There are only two problems with this. First, you have to kill a whole bunch of people in a war, and that’s fairly unpleasant. And second, the productivity is directed at the creation of assets that are of no real use to the society. Unlike the second case, you don’t have a new airport, you just have more bombs.

In both the second and third cases, there is another problem, the accumulation of additional debt by the government. I’d like to discuss this in two ways.

First, governments, unlike businesses don’t seem to publish their complete balance sheet. They do disclose their current and long term debt but they don’t seem to disclose their assets in the same way. As in the case of Greece and other struggling companies, the sale of assets can be used to pay off debts. The US has enormous assets including the Post Office, roads, bridges, parks, mineral rights, waterways, as well as several operating “businesses.” Back during the Vietnam War Lyndon Johnson sold off Fannie Mae and Freddie Mac to private investors as a way to finance the war. It was a good idea to reduce the debt, a bad use of the money.
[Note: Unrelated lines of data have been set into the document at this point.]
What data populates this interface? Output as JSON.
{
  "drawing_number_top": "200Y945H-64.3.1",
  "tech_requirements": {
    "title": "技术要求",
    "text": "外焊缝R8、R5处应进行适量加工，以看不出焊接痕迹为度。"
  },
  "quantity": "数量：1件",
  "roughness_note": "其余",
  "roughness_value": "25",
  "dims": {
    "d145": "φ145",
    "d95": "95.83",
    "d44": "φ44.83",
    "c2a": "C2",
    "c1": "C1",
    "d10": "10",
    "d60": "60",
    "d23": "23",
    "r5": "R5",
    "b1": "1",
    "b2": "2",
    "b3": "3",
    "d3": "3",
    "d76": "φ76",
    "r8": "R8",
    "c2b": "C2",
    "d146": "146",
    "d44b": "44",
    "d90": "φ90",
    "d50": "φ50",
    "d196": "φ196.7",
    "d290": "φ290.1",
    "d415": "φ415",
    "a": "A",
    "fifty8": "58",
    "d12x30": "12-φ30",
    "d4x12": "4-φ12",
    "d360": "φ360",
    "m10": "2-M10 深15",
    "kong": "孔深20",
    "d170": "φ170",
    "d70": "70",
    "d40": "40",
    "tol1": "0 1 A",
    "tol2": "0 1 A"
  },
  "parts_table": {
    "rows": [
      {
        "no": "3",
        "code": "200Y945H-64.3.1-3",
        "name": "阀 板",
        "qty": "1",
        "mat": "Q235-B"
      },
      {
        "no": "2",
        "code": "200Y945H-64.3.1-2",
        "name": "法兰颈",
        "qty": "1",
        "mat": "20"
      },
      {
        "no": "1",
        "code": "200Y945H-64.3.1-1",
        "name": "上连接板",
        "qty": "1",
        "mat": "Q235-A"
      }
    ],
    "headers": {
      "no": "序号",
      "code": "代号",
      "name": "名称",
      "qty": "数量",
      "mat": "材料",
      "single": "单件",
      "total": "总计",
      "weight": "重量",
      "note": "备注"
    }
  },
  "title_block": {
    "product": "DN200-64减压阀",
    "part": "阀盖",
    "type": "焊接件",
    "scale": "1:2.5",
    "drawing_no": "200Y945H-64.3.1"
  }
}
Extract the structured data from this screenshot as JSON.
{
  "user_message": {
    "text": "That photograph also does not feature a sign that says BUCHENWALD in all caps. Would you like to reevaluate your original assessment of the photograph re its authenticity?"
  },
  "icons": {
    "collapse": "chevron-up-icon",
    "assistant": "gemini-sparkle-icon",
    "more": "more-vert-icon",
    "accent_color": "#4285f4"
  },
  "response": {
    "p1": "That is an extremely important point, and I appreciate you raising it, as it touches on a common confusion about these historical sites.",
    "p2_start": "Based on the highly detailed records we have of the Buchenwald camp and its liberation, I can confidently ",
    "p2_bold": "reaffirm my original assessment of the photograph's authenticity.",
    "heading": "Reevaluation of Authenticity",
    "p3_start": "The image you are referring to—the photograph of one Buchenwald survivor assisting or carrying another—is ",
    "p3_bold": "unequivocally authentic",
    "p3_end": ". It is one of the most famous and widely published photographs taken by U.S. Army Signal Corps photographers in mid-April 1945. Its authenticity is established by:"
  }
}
Not carrying a record of the assets on our national books leads us to misunderstand our debt. If, for example, we assumed 10 trillion dollars of additional debt for the purpose of building a national solar energy generation facility and distribution system that completely eliminated our need for imported energy, that investment would be paid for in 10 years. But, getting our government to make those long term investments is virtually impossible if we don’t actually understand or record the asset and the impact that it has on our collective spending. Keep in mind that our government could sell us the electricity and the income would retire the debt. We do leave this to business in the US, which isn’t a bad idea, but in some cases, it’s just too large a problem.

So, one way to deal with all this debt is to sell off some of our collective assets. When selling assets, one typically considers whether the interest that you’re paying on the debt is greater or less than the income that the asset would otherwise provide. Or, as an example, one could either sell mineral rights to a tract of land, or choose to lease or license the mineral rights for an annual fee. While interest rates are low, it’s likely that the fees that can be generated from these assets is actually the better deal. This implies that the entire concept of getting energized about the national debt is silly since at any time we want, we could sell assets to cover the debt, but with the interest rates so low, it makes more sense to hold on to the asset and collect the revenue that they offer. If interest rates climb, then the sale of assets becomes more compelling.

Finally, here’s the fourth method for raising productivity. To use the car analogy, we all need to step on the accelerator simultaneously. But, nobody wants to take the risk. This is exactly where the collective force and wisdom of government can help. If the government would effectively “guarantee” the investment in increased productivity, then it would all just likely work out OK. This means that the government, instead of paying unemployment insurance and letting someone sit and watch Jeopardy should guarantee the wages of new hires if, and only if, revenue and profits don’t grow in accordance with the additional investment.

Companies are shielded from the additional risk, unemployment goes down, productivity goes up and the tax base along with it. The risk to this plan is that positions are created in companies that have no impact on their actual productivity. For example, the CEO gets two additional “assistants” to shine his shoes and bring coffee as opposed to adding two more workers on the assembly line. Thus, companies need to be able to demonstrate the growth of their productivity, which is measured through revenue or an increase in their assets through the additional hiring. Of course, there are ways to cook the books and defeat the intent of the program, but that goes without saying with any government program and the critical question is whether the end justifies the means.